◆ EXERCISE PROMPT ◆
Where does the word "boulevard" occur in the entries below? Copy every line that has it.

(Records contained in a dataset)
####################
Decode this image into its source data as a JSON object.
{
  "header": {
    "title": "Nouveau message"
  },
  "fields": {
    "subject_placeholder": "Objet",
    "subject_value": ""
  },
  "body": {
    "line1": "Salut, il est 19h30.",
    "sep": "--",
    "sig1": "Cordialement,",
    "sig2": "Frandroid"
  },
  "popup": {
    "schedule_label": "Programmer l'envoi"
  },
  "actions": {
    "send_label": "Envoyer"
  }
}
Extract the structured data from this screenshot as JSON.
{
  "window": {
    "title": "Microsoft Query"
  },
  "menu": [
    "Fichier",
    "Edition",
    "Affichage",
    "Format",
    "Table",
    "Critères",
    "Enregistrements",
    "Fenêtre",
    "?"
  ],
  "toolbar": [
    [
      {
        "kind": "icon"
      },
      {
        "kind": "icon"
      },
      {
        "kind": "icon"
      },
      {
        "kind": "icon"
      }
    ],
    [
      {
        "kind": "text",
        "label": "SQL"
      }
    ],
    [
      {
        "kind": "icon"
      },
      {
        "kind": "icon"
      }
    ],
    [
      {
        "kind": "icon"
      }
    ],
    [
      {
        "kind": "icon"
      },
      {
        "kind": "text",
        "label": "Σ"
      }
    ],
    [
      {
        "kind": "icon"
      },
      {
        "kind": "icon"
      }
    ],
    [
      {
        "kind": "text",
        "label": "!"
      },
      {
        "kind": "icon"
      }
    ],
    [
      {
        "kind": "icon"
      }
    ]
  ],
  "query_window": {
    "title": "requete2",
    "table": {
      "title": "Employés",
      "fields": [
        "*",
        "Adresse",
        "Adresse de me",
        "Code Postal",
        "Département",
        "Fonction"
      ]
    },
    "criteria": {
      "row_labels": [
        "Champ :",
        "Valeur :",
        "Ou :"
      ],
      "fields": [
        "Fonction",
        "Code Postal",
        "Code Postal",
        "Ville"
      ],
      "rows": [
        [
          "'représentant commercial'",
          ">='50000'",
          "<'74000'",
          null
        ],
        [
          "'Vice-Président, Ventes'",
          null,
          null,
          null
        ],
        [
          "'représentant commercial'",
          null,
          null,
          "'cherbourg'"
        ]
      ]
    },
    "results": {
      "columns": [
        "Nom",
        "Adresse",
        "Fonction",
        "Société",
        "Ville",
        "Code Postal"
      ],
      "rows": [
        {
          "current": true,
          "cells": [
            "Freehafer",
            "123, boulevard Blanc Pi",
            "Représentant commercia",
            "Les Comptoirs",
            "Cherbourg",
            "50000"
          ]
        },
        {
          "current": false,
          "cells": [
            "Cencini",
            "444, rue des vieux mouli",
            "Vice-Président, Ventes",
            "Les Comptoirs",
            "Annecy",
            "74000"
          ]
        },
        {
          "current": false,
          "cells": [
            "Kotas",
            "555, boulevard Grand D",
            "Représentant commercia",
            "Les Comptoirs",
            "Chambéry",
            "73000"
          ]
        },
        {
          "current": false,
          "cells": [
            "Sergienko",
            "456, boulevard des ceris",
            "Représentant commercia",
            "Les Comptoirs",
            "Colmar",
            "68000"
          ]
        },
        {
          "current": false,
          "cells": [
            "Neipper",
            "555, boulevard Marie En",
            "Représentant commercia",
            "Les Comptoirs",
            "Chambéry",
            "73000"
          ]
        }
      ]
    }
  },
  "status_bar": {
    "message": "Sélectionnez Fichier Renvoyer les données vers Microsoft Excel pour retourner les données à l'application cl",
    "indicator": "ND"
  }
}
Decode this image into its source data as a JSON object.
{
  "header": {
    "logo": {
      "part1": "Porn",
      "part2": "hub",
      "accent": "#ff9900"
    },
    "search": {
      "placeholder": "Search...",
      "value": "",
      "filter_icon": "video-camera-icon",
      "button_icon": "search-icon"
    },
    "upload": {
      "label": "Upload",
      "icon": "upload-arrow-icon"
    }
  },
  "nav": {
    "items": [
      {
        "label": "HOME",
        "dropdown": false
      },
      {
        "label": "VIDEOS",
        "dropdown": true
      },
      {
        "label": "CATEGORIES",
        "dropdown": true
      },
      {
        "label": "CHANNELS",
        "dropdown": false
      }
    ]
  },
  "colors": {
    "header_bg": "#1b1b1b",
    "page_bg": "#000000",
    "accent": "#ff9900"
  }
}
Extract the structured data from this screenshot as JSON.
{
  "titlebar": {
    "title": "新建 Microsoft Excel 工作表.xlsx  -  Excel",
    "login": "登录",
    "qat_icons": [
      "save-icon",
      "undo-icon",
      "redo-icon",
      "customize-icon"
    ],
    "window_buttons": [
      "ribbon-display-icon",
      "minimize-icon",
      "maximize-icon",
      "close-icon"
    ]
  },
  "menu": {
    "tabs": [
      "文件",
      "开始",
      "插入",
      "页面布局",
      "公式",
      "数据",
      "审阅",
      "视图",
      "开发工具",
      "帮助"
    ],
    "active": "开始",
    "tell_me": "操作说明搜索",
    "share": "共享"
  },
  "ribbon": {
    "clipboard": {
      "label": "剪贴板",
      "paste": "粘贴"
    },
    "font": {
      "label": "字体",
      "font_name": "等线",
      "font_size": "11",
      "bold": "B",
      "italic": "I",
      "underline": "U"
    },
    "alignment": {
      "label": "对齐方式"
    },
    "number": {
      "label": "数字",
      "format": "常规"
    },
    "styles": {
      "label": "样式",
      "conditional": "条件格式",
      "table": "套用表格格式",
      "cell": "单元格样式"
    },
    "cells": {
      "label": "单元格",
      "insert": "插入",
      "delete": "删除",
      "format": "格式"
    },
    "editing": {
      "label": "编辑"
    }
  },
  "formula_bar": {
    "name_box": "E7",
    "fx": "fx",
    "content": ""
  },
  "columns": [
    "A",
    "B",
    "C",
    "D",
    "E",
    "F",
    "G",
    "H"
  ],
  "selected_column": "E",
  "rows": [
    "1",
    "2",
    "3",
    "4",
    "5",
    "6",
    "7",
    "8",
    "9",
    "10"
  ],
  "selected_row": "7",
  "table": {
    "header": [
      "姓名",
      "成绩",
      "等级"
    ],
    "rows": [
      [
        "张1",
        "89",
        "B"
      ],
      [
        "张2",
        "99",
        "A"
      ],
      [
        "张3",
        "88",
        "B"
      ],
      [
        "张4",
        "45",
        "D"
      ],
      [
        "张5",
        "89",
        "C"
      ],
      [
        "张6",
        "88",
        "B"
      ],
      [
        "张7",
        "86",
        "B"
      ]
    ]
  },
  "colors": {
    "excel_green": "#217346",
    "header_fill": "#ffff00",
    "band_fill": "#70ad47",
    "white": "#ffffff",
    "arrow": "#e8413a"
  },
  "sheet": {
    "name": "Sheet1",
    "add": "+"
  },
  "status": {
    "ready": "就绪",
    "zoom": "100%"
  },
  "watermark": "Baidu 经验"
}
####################
◆ SOLUTION ◆
            "123, boulevard Blanc Pi",
            "555, boulevard Grand D",
            "456, boulevard des ceris",
            "555, boulevard Marie En",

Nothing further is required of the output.